• **WHAT YOU HAVE TO DO**: Every line that appears in the listing is to be set down verbatim.

########

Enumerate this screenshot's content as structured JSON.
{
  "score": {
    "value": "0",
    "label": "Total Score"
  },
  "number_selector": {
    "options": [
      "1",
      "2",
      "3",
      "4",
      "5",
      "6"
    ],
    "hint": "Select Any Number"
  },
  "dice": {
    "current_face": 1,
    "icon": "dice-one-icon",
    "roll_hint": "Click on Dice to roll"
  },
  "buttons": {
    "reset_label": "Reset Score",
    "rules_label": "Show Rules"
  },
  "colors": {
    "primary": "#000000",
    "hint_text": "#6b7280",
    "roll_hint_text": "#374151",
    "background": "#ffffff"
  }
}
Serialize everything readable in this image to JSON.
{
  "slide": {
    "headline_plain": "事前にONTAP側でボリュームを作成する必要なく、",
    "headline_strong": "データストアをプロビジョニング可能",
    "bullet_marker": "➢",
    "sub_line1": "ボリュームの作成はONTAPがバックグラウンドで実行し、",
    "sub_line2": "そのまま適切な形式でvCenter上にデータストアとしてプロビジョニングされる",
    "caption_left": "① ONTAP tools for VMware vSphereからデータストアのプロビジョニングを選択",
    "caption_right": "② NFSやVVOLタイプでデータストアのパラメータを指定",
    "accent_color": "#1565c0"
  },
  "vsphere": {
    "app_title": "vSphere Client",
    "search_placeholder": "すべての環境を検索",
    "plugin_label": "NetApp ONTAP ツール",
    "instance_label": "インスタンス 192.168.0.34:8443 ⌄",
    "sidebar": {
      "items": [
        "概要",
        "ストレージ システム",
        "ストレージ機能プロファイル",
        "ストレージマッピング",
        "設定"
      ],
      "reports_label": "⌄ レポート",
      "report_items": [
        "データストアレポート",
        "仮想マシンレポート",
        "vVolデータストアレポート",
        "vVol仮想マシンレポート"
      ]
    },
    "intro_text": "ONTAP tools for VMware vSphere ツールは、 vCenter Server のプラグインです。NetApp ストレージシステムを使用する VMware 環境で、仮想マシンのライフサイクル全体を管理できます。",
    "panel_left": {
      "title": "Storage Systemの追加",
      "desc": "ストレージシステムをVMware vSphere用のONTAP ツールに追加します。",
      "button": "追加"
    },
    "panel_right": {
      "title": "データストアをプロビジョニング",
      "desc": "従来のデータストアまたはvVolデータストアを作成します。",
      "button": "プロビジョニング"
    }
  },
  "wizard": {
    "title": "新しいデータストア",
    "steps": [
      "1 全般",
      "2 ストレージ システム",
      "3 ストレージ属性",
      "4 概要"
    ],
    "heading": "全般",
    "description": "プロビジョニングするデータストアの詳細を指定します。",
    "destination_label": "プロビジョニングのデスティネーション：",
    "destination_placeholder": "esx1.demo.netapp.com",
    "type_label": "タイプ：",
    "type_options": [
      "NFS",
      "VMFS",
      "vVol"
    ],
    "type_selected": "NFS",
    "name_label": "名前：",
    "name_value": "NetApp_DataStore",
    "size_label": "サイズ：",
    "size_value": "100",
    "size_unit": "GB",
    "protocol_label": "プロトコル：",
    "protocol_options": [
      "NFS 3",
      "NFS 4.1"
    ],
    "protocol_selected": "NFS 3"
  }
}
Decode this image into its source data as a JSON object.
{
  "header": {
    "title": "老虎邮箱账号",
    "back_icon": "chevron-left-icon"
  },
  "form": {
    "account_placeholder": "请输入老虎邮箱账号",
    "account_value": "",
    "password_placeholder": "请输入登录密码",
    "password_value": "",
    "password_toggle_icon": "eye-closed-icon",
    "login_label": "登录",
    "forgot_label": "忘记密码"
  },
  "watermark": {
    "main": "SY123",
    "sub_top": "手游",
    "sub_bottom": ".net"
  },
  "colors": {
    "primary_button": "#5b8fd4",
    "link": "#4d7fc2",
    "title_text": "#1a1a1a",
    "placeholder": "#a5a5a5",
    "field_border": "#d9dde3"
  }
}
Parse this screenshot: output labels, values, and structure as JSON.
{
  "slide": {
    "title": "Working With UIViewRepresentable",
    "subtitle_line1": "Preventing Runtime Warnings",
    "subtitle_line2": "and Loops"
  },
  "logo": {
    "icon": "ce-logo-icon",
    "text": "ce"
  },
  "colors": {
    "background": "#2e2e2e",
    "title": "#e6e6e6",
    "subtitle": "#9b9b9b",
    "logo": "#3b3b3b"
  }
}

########

• **WRITTEN REPLY**:
Enumerate this screenshot's content as structured JSON.
{
  "score": {
    "value": "0",
    "label": "Total Score"
  },
  "number_selector": {
    "options": [
      "1",
      "2",
      "3",
      "4",
      "5",
      "6"
    ],
    "hint": "Select Any Number"
  },
  "dice": {
    "current_face": 1,
    "icon": "dice-one-icon",
    "roll_hint": "Click on Dice to roll"
  },
  "buttons": {
    "reset_label": "Reset Score",
    "rules_label": "Show Rules"
  },
  "colors": {
    "primary": "#000000",
    "hint_text": "#6b7280",
    "roll_hint_text": "#374151",
    "background": "#ffffff"
  }
}
Serialize everything readable in this image to JSON.
{
  "slide": {
    "headline_plain": "事前にONTAP側でボリュームを作成する必要なく、",
    "headline_strong": "データストアをプロビジョニング可能",
    "bullet_marker": "➢",
    "sub_line1": "ボリュームの作成はONTAPがバックグラウンドで実行し、",
    "sub_line2": "そのまま適切な形式でvCenter上にデータストアとしてプロビジョニングされる",
    "caption_left": "① ONTAP tools for VMware vSphereからデータストアのプロビジョニングを選択",
    "caption_right": "② NFSやVVOLタイプでデータストアのパラメータを指定",
    "accent_color": "#1565c0"
  },
  "vsphere": {
    "app_title": "vSphere Client",
    "search_placeholder": "すべての環境を検索",
    "plugin_label": "NetApp ONTAP ツール",
    "instance_label": "インスタンス 192.168.0.34:8443 ⌄",
    "sidebar": {
      "items": [
        "概要",
        "ストレージ システム",
        "ストレージ機能プロファイル",
        "ストレージマッピング",
        "設定"
      ],
      "reports_label": "⌄ レポート",
      "report_items": [
        "データストアレポート",
        "仮想マシンレポート",
        "vVolデータストアレポート",
        "vVol仮想マシンレポート"
      ]
    },
    "intro_text": "ONTAP tools for VMware vSphere ツールは、 vCenter Server のプラグインです。NetApp ストレージシステムを使用する VMware 環境で、仮想マシンのライフサイクル全体を管理できます。",
    "panel_left": {
      "title": "Storage Systemの追加",
      "desc": "ストレージシステムをVMware vSphere用のONTAP ツールに追加します。",
      "button": "追加"
    },
    "panel_right": {
      "title": "データストアをプロビジョニング",
      "desc": "従来のデータストアまたはvVolデータストアを作成します。",
      "button": "プロビジョニング"
    }
  },
  "wizard": {
    "title": "新しいデータストア",
    "steps": [
      "1 全般",
      "2 ストレージ システム",
      "3 ストレージ属性",
      "4 概要"
    ],
    "heading": "全般",
    "description": "プロビジョニングするデータストアの詳細を指定します。",
    "destination_label": "プロビジョニングのデスティネーション：",
    "destination_placeholder": "esx1.demo.netapp.com",
    "type_label": "タイプ：",
    "type_options": [
      "NFS",
      "VMFS",
      "vVol"
    ],
    "type_selected": "NFS",
    "name_label": "名前：",
    "name_value": "NetApp_DataStore",
    "size_label": "サイズ：",
    "size_value": "100",
    "size_unit": "GB",
    "protocol_label": "プロトコル：",
    "protocol_options": [
      "NFS 3",
      "NFS 4.1"
    ],
    "protocol_selected": "NFS 3"
  }
}
Decode this image into its source data as a JSON object.
{
  "header": {
    "title": "老虎邮箱账号",
    "back_icon": "chevron-left-icon"
  },
  "form": {
    "account_placeholder": "请输入老虎邮箱账号",
    "account_value": "",
    "password_placeholder": "请输入登录密码",
    "password_value": "",
    "password_toggle_icon": "eye-closed-icon",
    "login_label": "登录",
    "forgot_label": "忘记密码"
  },
  "watermark": {
    "main": "SY123",
    "sub_top": "手游",
    "sub_bottom": ".net"
  },
  "colors": {
    "primary_button": "#5b8fd4",
    "link": "#4d7fc2",
    "title_text": "#1a1a1a",
    "placeholder": "#a5a5a5",
    "field_border": "#d9dde3"
  }
}
Parse this screenshot: output labels, values, and structure as JSON.
{
  "slide": {
    "title": "Working With UIViewRepresentable",
    "subtitle_line1": "Preventing Runtime Warnings",
    "subtitle_line2": "and Loops"
  },
  "logo": {
    "icon": "ce-logo-icon",
    "text": "ce"
  },
  "colors": {
    "background": "#2e2e2e",
    "title": "#e6e6e6",
    "subtitle": "#9b9b9b",
    "logo": "#3b3b3b"
  }
}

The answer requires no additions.